INSTRUCTIONS FOR THE TASK —
Go through the listing below and return each line that includes "input".

DATA FOR ANALYSIS —
----------

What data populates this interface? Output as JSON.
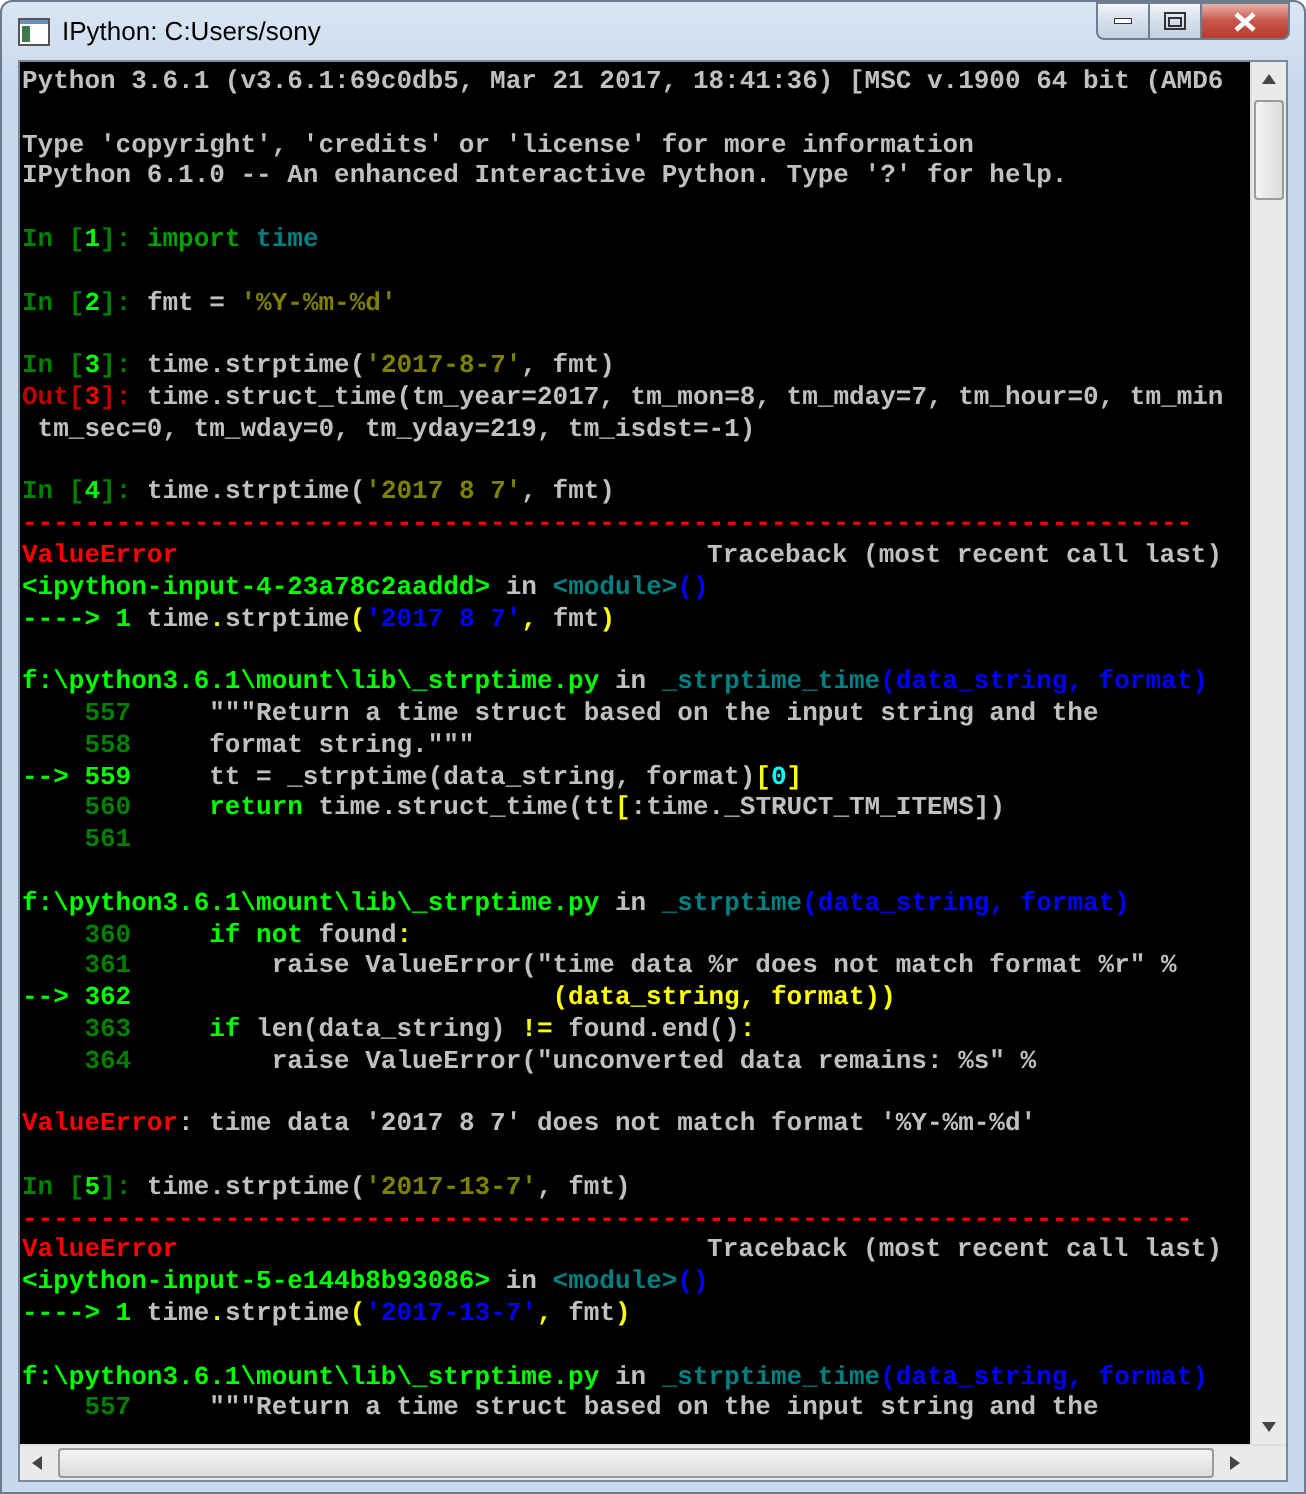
{
  "window": {
    "title": "IPython: C:Users/sony"
  },
  "console": {
    "blocks": [
      [
        {
          "segments": [
            {
              "text": "Python 3.6.1 (v3.6.1:69c0db5, Mar 21 2017, 18:41:36) [MSC v.1900 64 bit (AMD6",
              "color": "#c0c0c0"
            }
          ]
        }
      ],
      [
        {
          "segments": [
            {
              "text": "Type 'copyright', 'credits' or 'license' for more information",
              "color": "#c0c0c0"
            }
          ]
        },
        {
          "segments": [
            {
              "text": "IPython 6.1.0 -- An enhanced Interactive Python. Type '?' for help.",
              "color": "#c0c0c0"
            }
          ]
        }
      ],
      [
        {
          "segments": [
            {
              "text": "In [",
              "color": "#008000"
            },
            {
              "text": "1",
              "color": "#00ff00"
            },
            {
              "text": "]: ",
              "color": "#008000"
            },
            {
              "text": "import ",
              "color": "#00a000"
            },
            {
              "text": "time",
              "color": "#008080"
            }
          ]
        }
      ],
      [
        {
          "segments": [
            {
              "text": "In [",
              "color": "#008000"
            },
            {
              "text": "2",
              "color": "#00ff00"
            },
            {
              "text": "]: ",
              "color": "#008000"
            },
            {
              "text": "fmt = ",
              "color": "#c0c0c0"
            },
            {
              "text": "'%Y-%m-%d'",
              "color": "#808000"
            }
          ]
        }
      ],
      [
        {
          "segments": [
            {
              "text": "In [",
              "color": "#008000"
            },
            {
              "text": "3",
              "color": "#00ff00"
            },
            {
              "text": "]: ",
              "color": "#008000"
            },
            {
              "text": "time.strptime(",
              "color": "#c0c0c0"
            },
            {
              "text": "'2017-8-7'",
              "color": "#808000"
            },
            {
              "text": ", fmt)",
              "color": "#c0c0c0"
            }
          ]
        },
        {
          "segments": [
            {
              "text": "Out[",
              "color": "#c00000"
            },
            {
              "text": "3",
              "color": "#ff0000"
            },
            {
              "text": "]: ",
              "color": "#c00000"
            },
            {
              "text": "time.struct_time(tm_year=2017, tm_mon=8, tm_mday=7, tm_hour=0, tm_min",
              "color": "#c0c0c0"
            }
          ]
        },
        {
          "segments": [
            {
              "text": " tm_sec=0, tm_wday=0, tm_yday=219, tm_isdst=-1)",
              "color": "#c0c0c0"
            }
          ]
        }
      ],
      [
        {
          "segments": [
            {
              "text": "In [",
              "color": "#008000"
            },
            {
              "text": "4",
              "color": "#00ff00"
            },
            {
              "text": "]: ",
              "color": "#008000"
            },
            {
              "text": "time.strptime(",
              "color": "#c0c0c0"
            },
            {
              "text": "'2017 8 7'",
              "color": "#808000"
            },
            {
              "text": ", fmt)",
              "color": "#c0c0c0"
            }
          ]
        },
        {
          "segments": [
            {
              "text": "---------------------------------------------------------------------------",
              "color": "#ff0000"
            }
          ]
        },
        {
          "kind": "split",
          "segments": [
            {
              "text": "ValueError",
              "color": "#ff0000"
            },
            {
              "text": "Traceback (most recent call last)",
              "color": "#c0c0c0"
            }
          ]
        },
        {
          "segments": [
            {
              "text": "<ipython-input-4-23a78c2aaddd>",
              "color": "#00ff00"
            },
            {
              "text": " in ",
              "color": "#c0c0c0"
            },
            {
              "text": "<module>",
              "color": "#008080"
            },
            {
              "text": "()",
              "color": "#0000ff"
            }
          ]
        },
        {
          "segments": [
            {
              "text": "----> 1 ",
              "color": "#00ff00"
            },
            {
              "text": "time",
              "color": "#c0c0c0"
            },
            {
              "text": ".",
              "color": "#ffff00"
            },
            {
              "text": "strptime",
              "color": "#c0c0c0"
            },
            {
              "text": "(",
              "color": "#ffff00"
            },
            {
              "text": "'2017 8 7'",
              "color": "#0000ff"
            },
            {
              "text": ",",
              "color": "#ffff00"
            },
            {
              "text": " fmt",
              "color": "#c0c0c0"
            },
            {
              "text": ")",
              "color": "#ffff00"
            }
          ]
        }
      ],
      [
        {
          "segments": [
            {
              "text": "f:\\python3.6.1\\mount\\lib\\_strptime.py",
              "color": "#00ff00"
            },
            {
              "text": " in ",
              "color": "#c0c0c0"
            },
            {
              "text": "_strptime_time",
              "color": "#008080"
            },
            {
              "text": "(data_string, format)",
              "color": "#0000ff"
            }
          ]
        },
        {
          "segments": [
            {
              "text": "    557",
              "color": "#008000"
            },
            {
              "text": "     \"\"\"Return a time struct based on the input string and the",
              "color": "#c0c0c0"
            }
          ]
        },
        {
          "segments": [
            {
              "text": "    558",
              "color": "#008000"
            },
            {
              "text": "     format string.\"\"\"",
              "color": "#c0c0c0"
            }
          ]
        },
        {
          "segments": [
            {
              "text": "--> 559",
              "color": "#00ff00"
            },
            {
              "text": "     tt = _strptime(data_string, format)",
              "color": "#c0c0c0"
            },
            {
              "text": "[",
              "color": "#ffff00"
            },
            {
              "text": "0",
              "color": "#00ffff"
            },
            {
              "text": "]",
              "color": "#ffff00"
            }
          ]
        },
        {
          "segments": [
            {
              "text": "    560",
              "color": "#008000"
            },
            {
              "text": "     return",
              "color": "#00ff00"
            },
            {
              "text": " time.struct_time(tt",
              "color": "#c0c0c0"
            },
            {
              "text": "[",
              "color": "#ffff00"
            },
            {
              "text": ":time._STRUCT_TM_ITEMS])",
              "color": "#c0c0c0"
            }
          ]
        },
        {
          "segments": [
            {
              "text": "    561",
              "color": "#008000"
            }
          ]
        }
      ],
      [
        {
          "segments": [
            {
              "text": "f:\\python3.6.1\\mount\\lib\\_strptime.py",
              "color": "#00ff00"
            },
            {
              "text": " in ",
              "color": "#c0c0c0"
            },
            {
              "text": "_strptime",
              "color": "#008080"
            },
            {
              "text": "(data_string, format)",
              "color": "#0000ff"
            }
          ]
        },
        {
          "segments": [
            {
              "text": "    360",
              "color": "#008000"
            },
            {
              "text": "     if not",
              "color": "#00ff00"
            },
            {
              "text": " found",
              "color": "#c0c0c0"
            },
            {
              "text": ":",
              "color": "#ffff00"
            }
          ]
        },
        {
          "segments": [
            {
              "text": "    361",
              "color": "#008000"
            },
            {
              "text": "         raise ValueError(\"time data %r does not match format %r\" %",
              "color": "#c0c0c0"
            }
          ]
        },
        {
          "segments": [
            {
              "text": "--> 362",
              "color": "#00ff00"
            },
            {
              "text": "                           (data_string, format))",
              "color": "#ffff00"
            }
          ]
        },
        {
          "segments": [
            {
              "text": "    363",
              "color": "#008000"
            },
            {
              "text": "     if",
              "color": "#00ff00"
            },
            {
              "text": " len(data_string) ",
              "color": "#c0c0c0"
            },
            {
              "text": "!=",
              "color": "#ffff00"
            },
            {
              "text": " found.end()",
              "color": "#c0c0c0"
            },
            {
              "text": ":",
              "color": "#ffff00"
            }
          ]
        },
        {
          "segments": [
            {
              "text": "    364",
              "color": "#008000"
            },
            {
              "text": "         raise ValueError(\"unconverted data remains: %s\" %",
              "color": "#c0c0c0"
            }
          ]
        }
      ],
      [
        {
          "segments": [
            {
              "text": "ValueError",
              "color": "#ff0000"
            },
            {
              "text": ": time data '2017 8 7' does not match format '%Y-%m-%d'",
              "color": "#c0c0c0"
            }
          ]
        }
      ],
      [
        {
          "segments": [
            {
              "text": "In [",
              "color": "#008000"
            },
            {
              "text": "5",
              "color": "#00ff00"
            },
            {
              "text": "]: ",
              "color": "#008000"
            },
            {
              "text": "time.strptime(",
              "color": "#c0c0c0"
            },
            {
              "text": "'2017-13-7'",
              "color": "#808000"
            },
            {
              "text": ", fmt)",
              "color": "#c0c0c0"
            }
          ]
        },
        {
          "segments": [
            {
              "text": "---------------------------------------------------------------------------",
              "color": "#ff0000"
            }
          ]
        },
        {
          "kind": "split",
          "segments": [
            {
              "text": "ValueError",
              "color": "#ff0000"
            },
            {
              "text": "Traceback (most recent call last)",
              "color": "#c0c0c0"
            }
          ]
        },
        {
          "segments": [
            {
              "text": "<ipython-input-5-e144b8b93086>",
              "color": "#00ff00"
            },
            {
              "text": " in ",
              "color": "#c0c0c0"
            },
            {
              "text": "<module>",
              "color": "#008080"
            },
            {
              "text": "()",
              "color": "#0000ff"
            }
          ]
        },
        {
          "segments": [
            {
              "text": "----> 1 ",
              "color": "#00ff00"
            },
            {
              "text": "time",
              "color": "#c0c0c0"
            },
            {
              "text": ".",
              "color": "#ffff00"
            },
            {
              "text": "strptime",
              "color": "#c0c0c0"
            },
            {
              "text": "(",
              "color": "#ffff00"
            },
            {
              "text": "'2017-13-7'",
              "color": "#0000ff"
            },
            {
              "text": ",",
              "color": "#ffff00"
            },
            {
              "text": " fmt",
              "color": "#c0c0c0"
            },
            {
              "text": ")",
              "color": "#ffff00"
            }
          ]
        }
      ],
      [
        {
          "segments": [
            {
              "text": "f:\\python3.6.1\\mount\\lib\\_strptime.py",
              "color": "#00ff00"
            },
            {
              "text": " in ",
              "color": "#c0c0c0"
            },
            {
              "text": "_strptime_time",
              "color": "#008080"
            },
            {
              "text": "(data_string, format)",
              "color": "#0000ff"
            }
          ]
        },
        {
          "segments": [
            {
              "text": "    557",
              "color": "#008000"
            },
            {
              "text": "     \"\"\"Return a time struct based on the input string and the",
              "color": "#c0c0c0"
            }
          ]
        }
      ]
    ]
  }
}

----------

ANSWER TO THIS TASK —
              "text": "<ipython-input-4-23a78c2aaddd>",
              "text": "     \"\"\"Return a time struct based on the input string and the",
              "text": "<ipython-input-5-e144b8b93086>",
              "text": "     \"\"\"Return a time struct based on the input string and the",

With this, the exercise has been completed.